Hypertrophic Lichen Planus Mimicking Squamous Cell Carcinoma of Skin
Author Notes
  • From the Division of Hematology and Oncology at the University of New Mexico Cancer Center in Albuquerque 
  • Address correspondence to Waheed Murad, MD, University of New Mexico Cancer Center, 1201 Camino de Salud NE, Albuquerque, NM 87131-0001. E-mail: wmurad@salud.unm.edu  
Article Information
Imaging / Pain Management/Palliative Care / Clinical Images / Headache
Clinical Images   |   September 2014
Hypertrophic Lichen Planus Mimicking Squamous Cell Carcinoma of Skin
The Journal of the American Osteopathic Association, September 2014, Vol. 114, 735. doi:10.7556/jaoa.2014.144

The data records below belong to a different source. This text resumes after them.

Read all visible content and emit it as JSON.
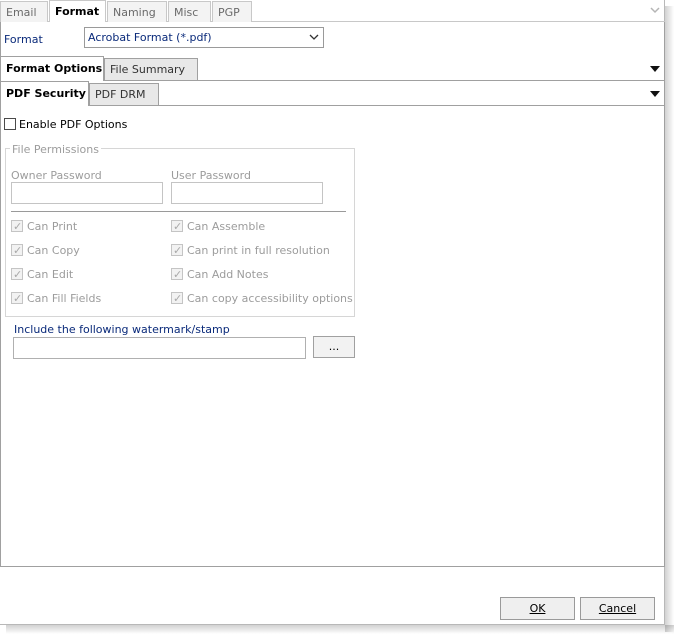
{
  "top_tabs": [
    {
      "label": "Email",
      "active": false
    },
    {
      "label": "Format",
      "active": true
    },
    {
      "label": "Naming",
      "active": false
    },
    {
      "label": "Misc",
      "active": false
    },
    {
      "label": "PGP",
      "active": false
    }
  ],
  "format": {
    "label": "Format",
    "selected": "Acrobat Format (*.pdf)"
  },
  "option_tabs": [
    {
      "label": "Format Options",
      "active": true
    },
    {
      "label": "File Summary",
      "active": false
    }
  ],
  "security_tabs": [
    {
      "label": "PDF Security",
      "active": true
    },
    {
      "label": "PDF DRM",
      "active": false
    }
  ],
  "enable_pdf_options": {
    "label": "Enable PDF Options",
    "checked": false
  },
  "file_permissions": {
    "legend": "File Permissions",
    "owner_password_label": "Owner Password",
    "owner_password_value": "",
    "user_password_label": "User Password",
    "user_password_value": "",
    "permissions_left": [
      {
        "label": "Can Print",
        "checked": true
      },
      {
        "label": "Can Copy",
        "checked": true
      },
      {
        "label": "Can Edit",
        "checked": true
      },
      {
        "label": "Can Fill Fields",
        "checked": true
      }
    ],
    "permissions_right": [
      {
        "label": "Can Assemble",
        "checked": true
      },
      {
        "label": "Can print in full resolution",
        "checked": true
      },
      {
        "label": "Can Add Notes",
        "checked": true
      },
      {
        "label": "Can copy accessibility options",
        "checked": true
      }
    ]
  },
  "watermark": {
    "label": "Include the following watermark/stamp",
    "value": "",
    "browse_label": "..."
  },
  "footer": {
    "ok_label": "OK",
    "cancel_label": "Cancel"
  },
  "colors": {
    "label_blue": "#0a2a7a",
    "disabled_grey": "#9c9c9c"
  }
}
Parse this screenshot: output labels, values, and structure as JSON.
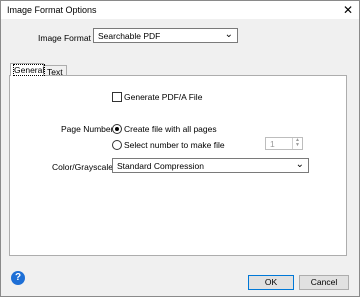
{
  "window": {
    "title": "Image Format Options",
    "close_glyph": "✕"
  },
  "image_format": {
    "label": "Image Format :",
    "value": "Searchable PDF",
    "chevron": "⌄"
  },
  "tabs": [
    {
      "label": "General"
    },
    {
      "label": "Text"
    }
  ],
  "general": {
    "pdfa_label": "Generate PDF/A File",
    "pdfa_checked": false,
    "page_number": {
      "label": "Page Number :",
      "option_all": "Create file with all pages",
      "option_select": "Select number to make file",
      "selected": "all",
      "spin_value": "1"
    },
    "color": {
      "label": "Color/Grayscale :",
      "value": "Standard Compression",
      "chevron": "⌄"
    }
  },
  "footer": {
    "help_glyph": "?",
    "ok_label": "OK",
    "cancel_label": "Cancel"
  }
}
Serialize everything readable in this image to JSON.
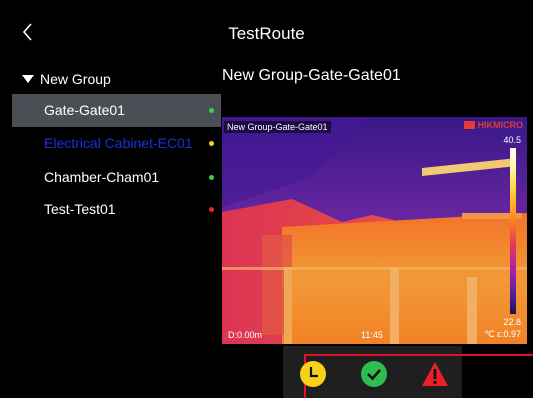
{
  "header": {
    "title": "TestRoute",
    "back_icon": "chevron-left-icon"
  },
  "sidebar": {
    "group": {
      "label": "New Group",
      "expanded": true
    },
    "items": [
      {
        "label": "Gate-Gate01",
        "status_color": "#3ecf5a",
        "selected": true,
        "label_color": "#ffffff"
      },
      {
        "label": "Electrical Cabinet-EC01",
        "status_color": "#f5d90a",
        "selected": false,
        "label_color": "#1a2fe0"
      },
      {
        "label": "Chamber-Cham01",
        "status_color": "#3ecf5a",
        "selected": false,
        "label_color": "#ffffff"
      },
      {
        "label": "Test-Test01",
        "status_color": "#e52630",
        "selected": false,
        "label_color": "#ffffff"
      }
    ]
  },
  "main": {
    "title": "New Group-Gate-Gate01",
    "thermal_view": {
      "path_label": "New Group-Gate-Gate01",
      "brand": "HIKMICRO",
      "max_temp": "40.5",
      "min_temp": "22.8",
      "distance": "D:0.00m",
      "time": "11:45",
      "emissivity": "℃  ε:0.97"
    }
  },
  "status_icons": [
    {
      "name": "clock-icon",
      "color": "#f7d117"
    },
    {
      "name": "check-circle-icon",
      "color": "#2ebd4e"
    },
    {
      "name": "warning-triangle-icon",
      "color": "#e8202a"
    }
  ]
}
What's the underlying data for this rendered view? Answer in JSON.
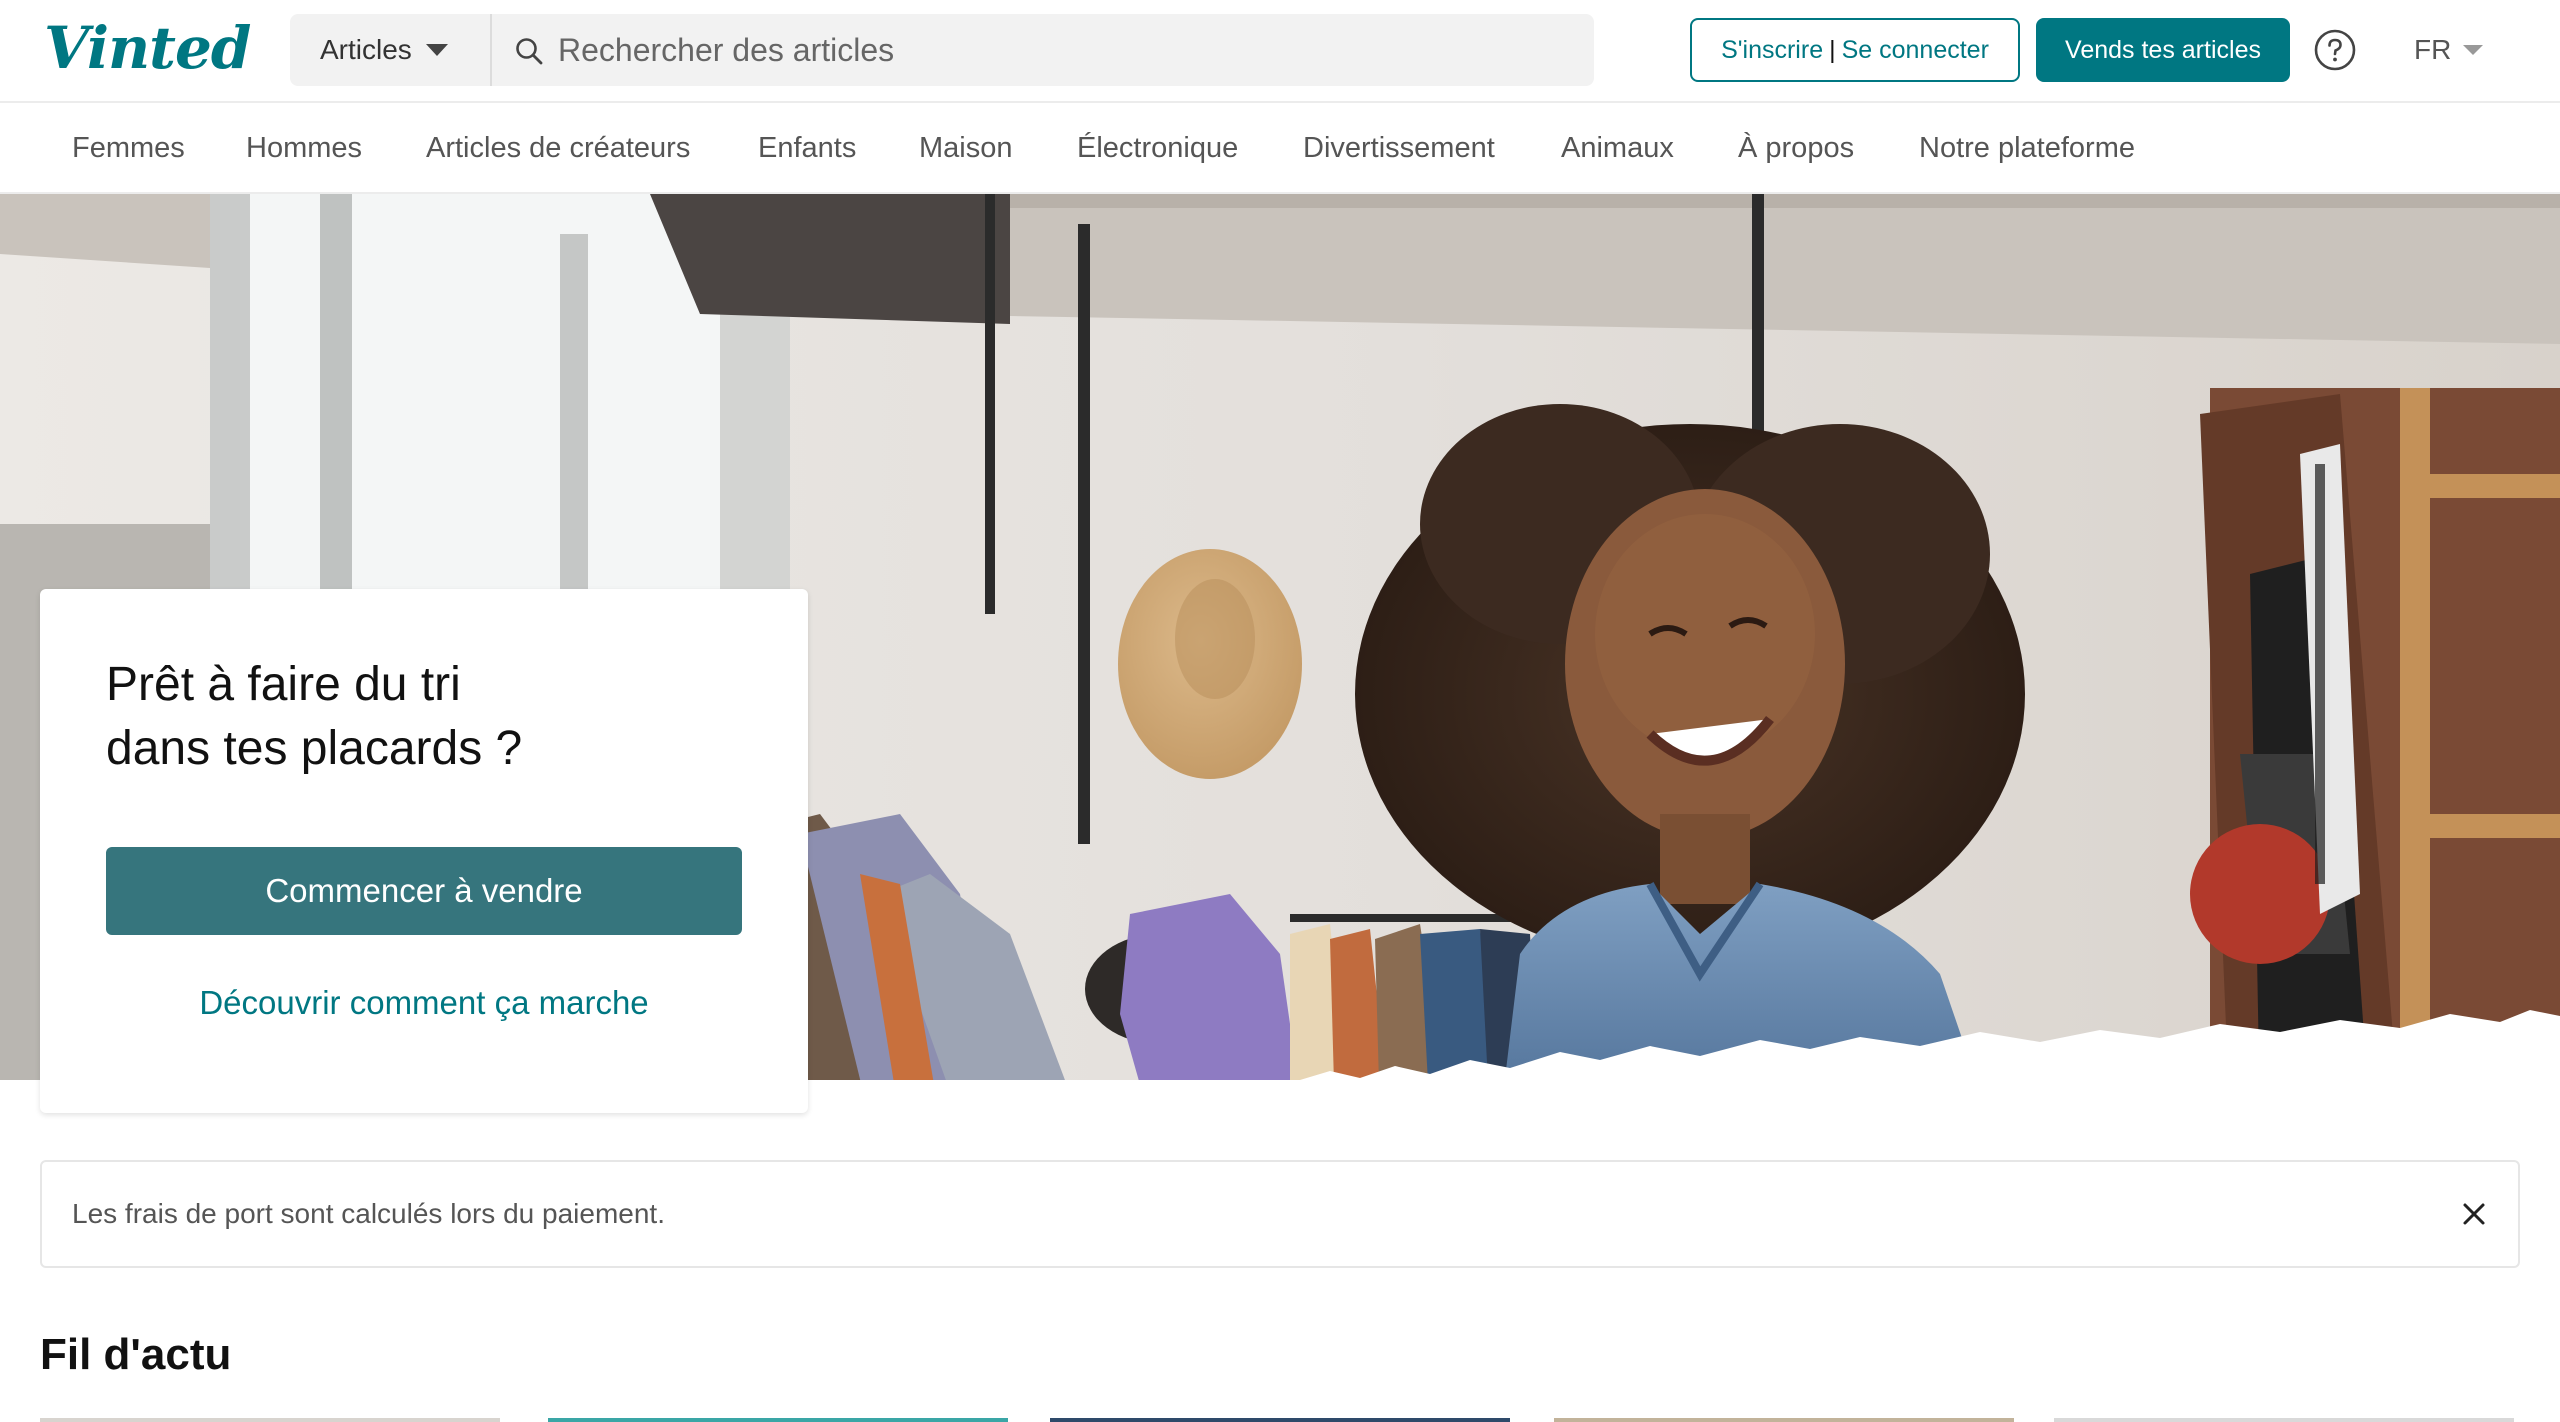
{
  "header": {
    "logo": "Vinted",
    "category_select": "Articles",
    "search_placeholder": "Rechercher des articles",
    "login": {
      "signup": "S'inscrire",
      "separator": "|",
      "signin": "Se connecter"
    },
    "sell_button": "Vends tes articles",
    "language": "FR",
    "icons": {
      "search": "search-icon",
      "help": "help-circle-icon",
      "dropdown": "chevron-down-icon"
    }
  },
  "nav": {
    "items": [
      {
        "label": "Femmes"
      },
      {
        "label": "Hommes"
      },
      {
        "label": "Articles de créateurs"
      },
      {
        "label": "Enfants"
      },
      {
        "label": "Maison"
      },
      {
        "label": "Électronique"
      },
      {
        "label": "Divertissement"
      },
      {
        "label": "Animaux"
      },
      {
        "label": "À propos"
      },
      {
        "label": "Notre plateforme"
      }
    ]
  },
  "hero": {
    "title_line1": "Prêt à faire du tri",
    "title_line2": "dans tes placards ?",
    "cta_button": "Commencer à vendre",
    "how_it_works_link": "Découvrir comment ça marche"
  },
  "banner": {
    "text": "Les frais de port sont calculés lors du paiement.",
    "close_icon": "close-icon"
  },
  "feed": {
    "title": "Fil d'actu"
  },
  "colors": {
    "brand": "#007782",
    "cta": "#36757d",
    "text": "#111111",
    "muted": "#555555"
  }
}
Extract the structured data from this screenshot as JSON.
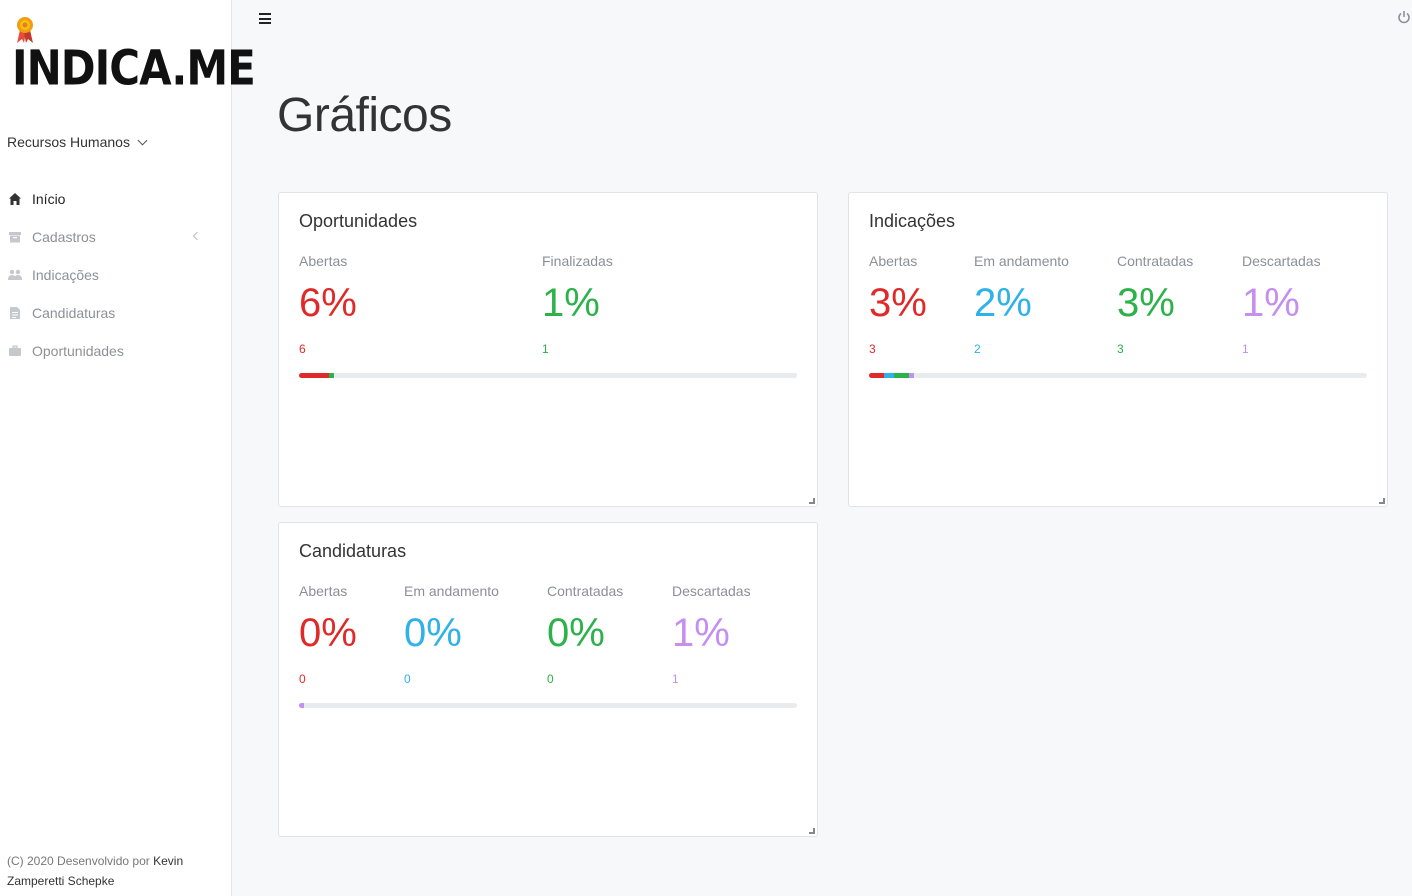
{
  "brand": {
    "logo_text": "INDICA.ME"
  },
  "role_selector": {
    "label": "Recursos Humanos"
  },
  "sidebar": {
    "items": [
      {
        "label": "Início",
        "icon": "home-icon",
        "active": true
      },
      {
        "label": "Cadastros",
        "icon": "archive-icon",
        "active": false
      },
      {
        "label": "Indicações",
        "icon": "users-icon",
        "active": false
      },
      {
        "label": "Candidaturas",
        "icon": "file-icon",
        "active": false
      },
      {
        "label": "Oportunidades",
        "icon": "briefcase-icon",
        "active": false
      }
    ]
  },
  "footer": {
    "text": "(C) 2020 Desenvolvido por",
    "author": "Kevin Zamperetti Schepke"
  },
  "page": {
    "title": "Gráficos"
  },
  "colors": {
    "red": "#e02a2a",
    "blue": "#2fb2ea",
    "green": "#2bb24a",
    "purple": "#c48ff0",
    "track": "#e9ecef"
  },
  "cards": {
    "oportunidades": {
      "title": "Oportunidades",
      "stats": [
        {
          "label": "Abertas",
          "percent": "6%",
          "count": "6",
          "color": "red"
        },
        {
          "label": "Finalizadas",
          "percent": "1%",
          "count": "1",
          "color": "green"
        }
      ]
    },
    "indicacoes": {
      "title": "Indicações",
      "stats": [
        {
          "label": "Abertas",
          "percent": "3%",
          "count": "3",
          "color": "red"
        },
        {
          "label": "Em andamento",
          "percent": "2%",
          "count": "2",
          "color": "blue"
        },
        {
          "label": "Contratadas",
          "percent": "3%",
          "count": "3",
          "color": "green"
        },
        {
          "label": "Descartadas",
          "percent": "1%",
          "count": "1",
          "color": "purple"
        }
      ]
    },
    "candidaturas": {
      "title": "Candidaturas",
      "stats": [
        {
          "label": "Abertas",
          "percent": "0%",
          "count": "0",
          "color": "red"
        },
        {
          "label": "Em andamento",
          "percent": "0%",
          "count": "0",
          "color": "blue"
        },
        {
          "label": "Contratadas",
          "percent": "0%",
          "count": "0",
          "color": "green"
        },
        {
          "label": "Descartadas",
          "percent": "1%",
          "count": "1",
          "color": "purple"
        }
      ]
    }
  }
}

The Journal of the American Osteopathic Association, September 2014, Vol. 114, 735. doi:10.7556/jaoa.2014.144
A purple pruritic plaque of the right leg developed in a 56-year-old woman with migraine headaches. Similar lesions appeared subsequently on all extremities within 3 months. At presentation, numerous plaques with scales (pictured) were observed overlying both upper and lower extremities and plantar surfaces but without nail bed, mouth, or palmer surface involvement. Laboratory tests revealed normal complete blood cell count, liver function, viral hepatitis and HIV serology, and CD4 count; however, positron emission tomography revealed uptake of fludeoxyglucose F 18 in the subcutaneous lesions. Biopsy results (not pictured) demonstrated lichenoid dermatitis with eosinophils consistent with hypertrophic lichen planus but no evidence of squamous cell carcinoma. Intralesional injections of triamcinolone acetonide (40 mg on 3 occasions) and oral prednisone therapy (60 mg for 6 weeks) provided clinical resolution. 
Hypertrophic lichen planus typically causes pruritic plaques on anterior surfaces of lower extremities, and squamous cell carcinoma originating in these lesions has been reported.1 Squamous cell carcinoma is manifested by a change of plaque to wart-like growth and requires confirmatory biopsy. 
   Financial Disclosures: None reported.
 
   Support: None reported.
 
Reference
Reference
Manz B, Paasch U, Sticherling M. Squamous cell carcinoma as a complication of long-standing hypertrophic lichen planus. Int J Dermatol. 2005;44(9):773-774. [CrossRef] [PubMed]